AIM OF THE TASK:
All the entries that follow are to be returned exactly.

MATERIAL TO PROCESS:
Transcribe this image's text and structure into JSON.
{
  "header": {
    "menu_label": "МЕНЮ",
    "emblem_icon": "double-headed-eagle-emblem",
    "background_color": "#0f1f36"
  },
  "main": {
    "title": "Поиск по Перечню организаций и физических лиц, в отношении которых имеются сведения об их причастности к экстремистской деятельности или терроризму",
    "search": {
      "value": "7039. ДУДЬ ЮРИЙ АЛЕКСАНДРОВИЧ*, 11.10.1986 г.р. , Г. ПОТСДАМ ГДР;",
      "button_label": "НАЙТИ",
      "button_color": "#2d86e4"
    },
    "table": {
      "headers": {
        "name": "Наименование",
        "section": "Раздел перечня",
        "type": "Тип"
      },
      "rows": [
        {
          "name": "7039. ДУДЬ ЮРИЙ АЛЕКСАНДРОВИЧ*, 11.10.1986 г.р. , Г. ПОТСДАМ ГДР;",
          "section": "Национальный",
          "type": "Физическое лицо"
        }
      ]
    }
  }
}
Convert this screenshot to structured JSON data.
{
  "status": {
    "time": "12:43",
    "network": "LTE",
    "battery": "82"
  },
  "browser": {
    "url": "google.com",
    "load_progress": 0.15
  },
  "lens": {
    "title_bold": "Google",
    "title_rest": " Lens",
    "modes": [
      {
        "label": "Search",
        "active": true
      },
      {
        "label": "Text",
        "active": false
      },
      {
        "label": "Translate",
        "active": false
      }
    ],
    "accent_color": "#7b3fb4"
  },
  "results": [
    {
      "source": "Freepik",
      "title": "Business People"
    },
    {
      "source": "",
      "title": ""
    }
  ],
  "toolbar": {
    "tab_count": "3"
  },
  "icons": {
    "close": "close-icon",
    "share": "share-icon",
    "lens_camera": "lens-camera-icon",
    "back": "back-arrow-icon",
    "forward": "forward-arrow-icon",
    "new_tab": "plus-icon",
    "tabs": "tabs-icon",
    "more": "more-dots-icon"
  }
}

REPLY TO THE TASK:
Transcribe this image's text and structure into JSON.
{
  "header": {
    "menu_label": "МЕНЮ",
    "emblem_icon": "double-headed-eagle-emblem",
    "background_color": "#0f1f36"
  },
  "main": {
    "title": "Поиск по Перечню организаций и физических лиц, в отношении которых имеются сведения об их причастности к экстремистской деятельности или терроризму",
    "search": {
      "value": "7039. ДУДЬ ЮРИЙ АЛЕКСАНДРОВИЧ*, 11.10.1986 г.р. , Г. ПОТСДАМ ГДР;",
      "button_label": "НАЙТИ",
      "button_color": "#2d86e4"
    },
    "table": {
      "headers": {
        "name": "Наименование",
        "section": "Раздел перечня",
        "type": "Тип"
      },
      "rows": [
        {
          "name": "7039. ДУДЬ ЮРИЙ АЛЕКСАНДРОВИЧ*, 11.10.1986 г.р. , Г. ПОТСДАМ ГДР;",
          "section": "Национальный",
          "type": "Физическое лицо"
        }
      ]
    }
  }
}
Convert this screenshot to structured JSON data.
{
  "status": {
    "time": "12:43",
    "network": "LTE",
    "battery": "82"
  },
  "browser": {
    "url": "google.com",
    "load_progress": 0.15
  },
  "lens": {
    "title_bold": "Google",
    "title_rest": " Lens",
    "modes": [
      {
        "label": "Search",
        "active": true
      },
      {
        "label": "Text",
        "active": false
      },
      {
        "label": "Translate",
        "active": false
      }
    ],
    "accent_color": "#7b3fb4"
  },
  "results": [
    {
      "source": "Freepik",
      "title": "Business People"
    },
    {
      "source": "",
      "title": ""
    }
  ],
  "toolbar": {
    "tab_count": "3"
  },
  "icons": {
    "close": "close-icon",
    "share": "share-icon",
    "lens_camera": "lens-camera-icon",
    "back": "back-arrow-icon",
    "forward": "forward-arrow-icon",
    "new_tab": "plus-icon",
    "tabs": "tabs-icon",
    "more": "more-dots-icon"
  }
}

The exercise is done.